Health Sector MBA+ MPH student Sonali Sharma, concurs, “Getting this “real-world” experience even before graduating from the program is invaluable because it allows students to better understand the types of issues organizations are facing on a day-to-day basis.”
Students also note that participation in case competitions gives them immense confidence that translates to interviews and into board rooms. “I have been able to better shape and propel my understandings of the healthcare industry and better know how I want to work on critical problems within the industry,” says Health Sector MBA student Kendra Wright.
Congratulations to our winning teams:
North Carolina Merck Business Challenge (1st place)
Qiaoyi (Joy) Chen (full-time MBA, Health Sector), Vinay Busireddy (full-time MBA+MSDi), Rajan Agrawal (full-time MBA+MSDi), Siddharth Sood (full-time MBA, Health Sector). The winning team also received $16,000 in prize money.
Howard University Minority Case Competition (1st place)
Michael Veino (PEMBA), Djade Soumana (PEMBA), Myrdell Belizaire (full-time MBA+MPH) and Gerly Adrien (PEMBA). The winning team received $5,000 in prize money.
National Black MBA Case Competition (3rd place)
Shironda White (Social Impact MBA), Rajan Agrawal (full-time MBA+MSDi), Daphnie Pierre (PEMBA), Maegan North (full-time MBA), and Johanna Ortiz Pulgarin (full-time MBA). Shironda White won best presenter. The team won $10,000 in prize money, too.
Henkel Case Competition, Best Presenter
Michael Veino (PEMBA)
National MBA Human Capital Case Competition (2nd place)
Dalia Doerner Rinaldi (full-time MBA), Thuy Phan (full-time MBA+MSDi), Melissa Fernley (full-time MBA), Jodi Lazarus (full-time MBA), Josh Stoffel (full-time MBA)
Baylor University Health & Life Sciences Competition
Kendra Wright (full-time MBA) – Best Q&A, Shivam Seth (full-time MBA) – Best Presenter
Rutgers Business School Biopharma MBA Case Competition, (3rd place)

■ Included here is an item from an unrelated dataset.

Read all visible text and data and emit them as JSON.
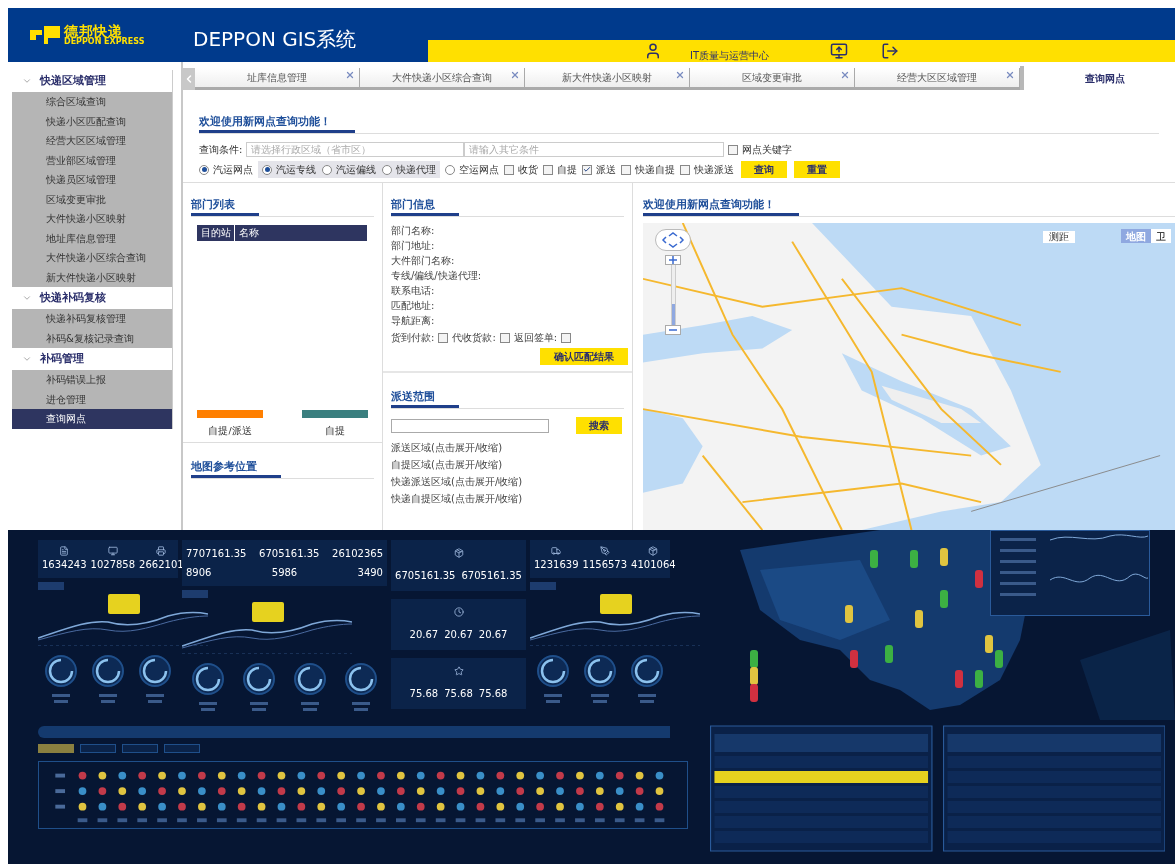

Himanshu Saraf (full-time MBA, Health Sector), Pooja Bhayani (PEMBA, Health Sector), Kelsey Pickering (full-time MBA, Health Sector), Jianwei Zhang (full-time MBA, Health Sector), Michel Moravia (PEMBA, Health Sector)
UN Sustainable Development Goals Case Challenge, Heller School of Social Policy and Management
Marivi González Biurrun (Social Impact MBA) – among the winners
ACN Global Ethics Case Competition
Vishakha Mysore Vedavyas (MBA) – among the winners